Traffic types that target using a key for accounts or organizations (or schools or hospitals or...) as opposed to individual users are most often based on managing entitlements or for B2B applications. Of course, you can also target based on a department, plant, location or any level of granularity for which you have an associated key. We'll use 'account' as a proxy for all of the above.
Consistency of Experience
When you want consistency of experience for all users within a single account, then use the account traffic type. This ensures that by providing a single ID - the account ID - you get the benefit of consistency without having to provide any complex data objects around users.
If you want to measure the impact of a feature being rolled out by accounts through experimentation, avoid using SUM or COUNT metrics. As an example, say account A has 1,000 users but account B has two users. A metric that COUNTs or SUMs activity across these two accounts will be skewed in favor of the bigger account. Conversely, if you create metrics that measure AVERAGEs or PERCENTAGEs, data is normalized across accounts.
As a B2B company, if you are OK with rolling out some of the features without the guarantee of consistency of experience for all users within a single account, then use a user traffic type. This also opens up a world of experimentation for you as you can measure SUM, COUNTs, AVERAGEs, PERCENTAGEs.
Another option is to roll out a feature flag by user, but use company as a custom attribute to ensure everyone in specific (or all) companies get the same experience. This allows you to create a consistent experience within each organization, but still evaluate the results on a user by user basis. Of course, as noted above, you will not be able to control the distribution if some companies have far more users than others. More on that in this article.

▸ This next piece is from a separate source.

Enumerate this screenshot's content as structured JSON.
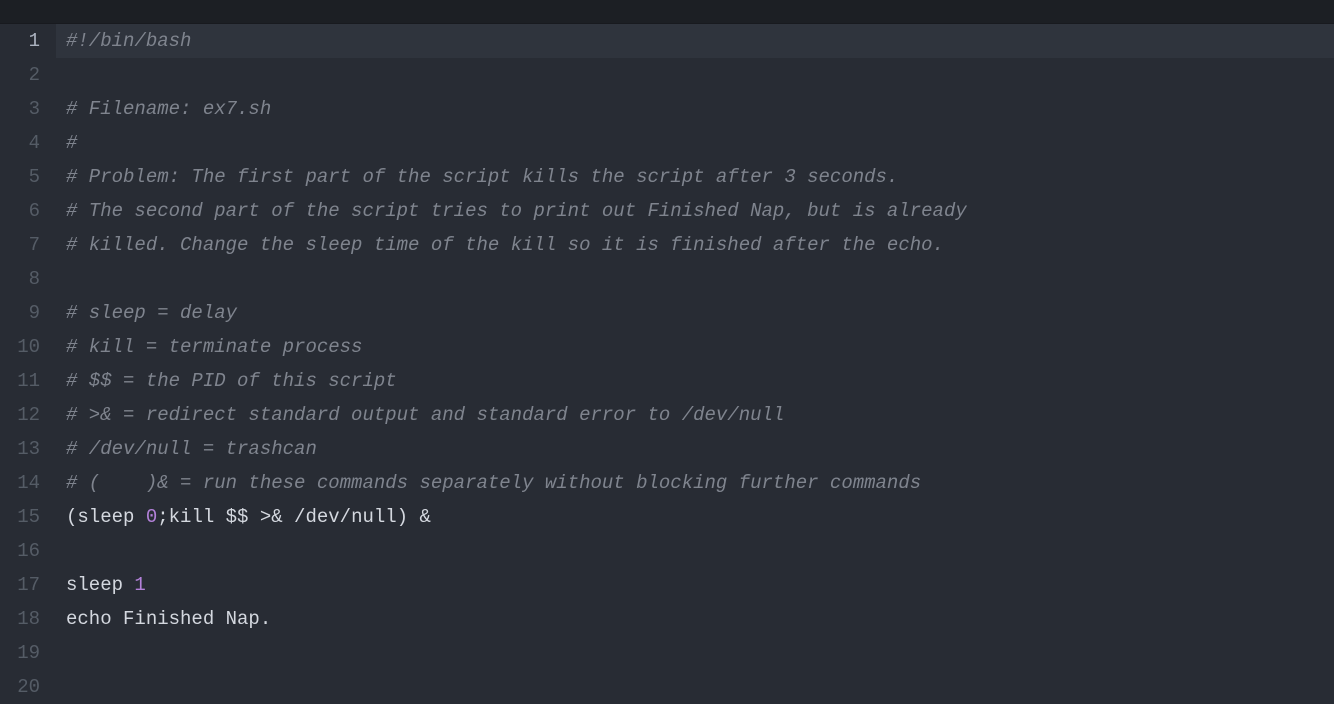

These are tradeoffs that individual teams can make. You can roll out some features by accounts and others by users and Split allows you manage the experiences for each.